• [Recorded information]
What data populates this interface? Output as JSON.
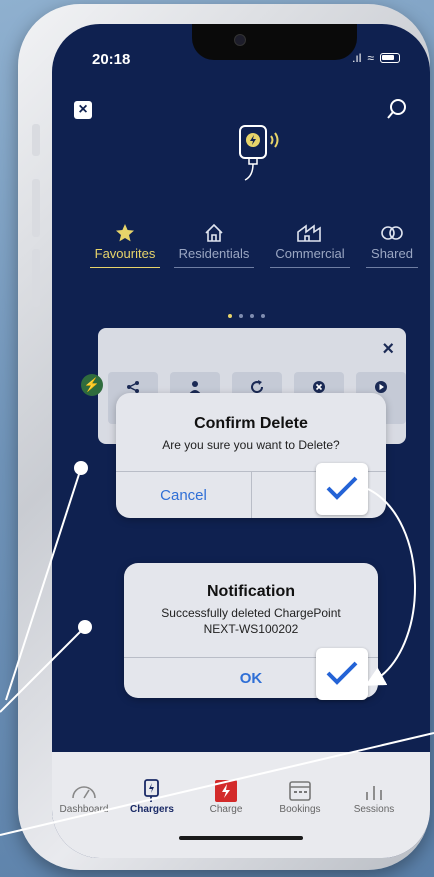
{
  "status_bar": {
    "time": "20:18"
  },
  "header": {
    "close_icon": "close-icon",
    "search_icon": "search-icon"
  },
  "tabs": [
    {
      "label": "Favourites",
      "icon": "star-icon",
      "active": true
    },
    {
      "label": "Residentials",
      "icon": "house-icon",
      "active": false
    },
    {
      "label": "Commercial",
      "icon": "building-icon",
      "active": false
    },
    {
      "label": "Shared",
      "icon": "link-icon",
      "active": false
    }
  ],
  "card": {
    "close": "×"
  },
  "confirm_dialog": {
    "title": "Confirm Delete",
    "message": "Are you sure you want to Delete?",
    "cancel": "Cancel",
    "ok": "Ok"
  },
  "notification_dialog": {
    "title": "Notification",
    "message_line1": "Successfully deleted ChargePoint",
    "message_line2": "NEXT-WS100202",
    "ok": "OK"
  },
  "bottom_nav": [
    {
      "label": "Dashboard",
      "icon": "gauge-icon",
      "active": false
    },
    {
      "label": "Chargers",
      "icon": "charger-icon",
      "active": true
    },
    {
      "label": "Charge",
      "icon": "bolt-icon",
      "active": false
    },
    {
      "label": "Bookings",
      "icon": "calendar-icon",
      "active": false
    },
    {
      "label": "Sessions",
      "icon": "bars-icon",
      "active": false
    }
  ],
  "colors": {
    "screen_bg": "#0f2150",
    "accent": "#e7d46a",
    "link_blue": "#2f6fd6",
    "charge_red": "#d32a2a"
  }
}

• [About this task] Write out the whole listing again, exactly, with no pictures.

• [Reply to the task]
What data populates this interface? Output as JSON.
{
  "status_bar": {
    "time": "20:18"
  },
  "header": {
    "close_icon": "close-icon",
    "search_icon": "search-icon"
  },
  "tabs": [
    {
      "label": "Favourites",
      "icon": "star-icon",
      "active": true
    },
    {
      "label": "Residentials",
      "icon": "house-icon",
      "active": false
    },
    {
      "label": "Commercial",
      "icon": "building-icon",
      "active": false
    },
    {
      "label": "Shared",
      "icon": "link-icon",
      "active": false
    }
  ],
  "card": {
    "close": "×"
  },
  "confirm_dialog": {
    "title": "Confirm Delete",
    "message": "Are you sure you want to Delete?",
    "cancel": "Cancel",
    "ok": "Ok"
  },
  "notification_dialog": {
    "title": "Notification",
    "message_line1": "Successfully deleted ChargePoint",
    "message_line2": "NEXT-WS100202",
    "ok": "OK"
  },
  "bottom_nav": [
    {
      "label": "Dashboard",
      "icon": "gauge-icon",
      "active": false
    },
    {
      "label": "Chargers",
      "icon": "charger-icon",
      "active": true
    },
    {
      "label": "Charge",
      "icon": "bolt-icon",
      "active": false
    },
    {
      "label": "Bookings",
      "icon": "calendar-icon",
      "active": false
    },
    {
      "label": "Sessions",
      "icon": "bars-icon",
      "active": false
    }
  ],
  "colors": {
    "screen_bg": "#0f2150",
    "accent": "#e7d46a",
    "link_blue": "#2f6fd6",
    "charge_red": "#d32a2a"
  }
}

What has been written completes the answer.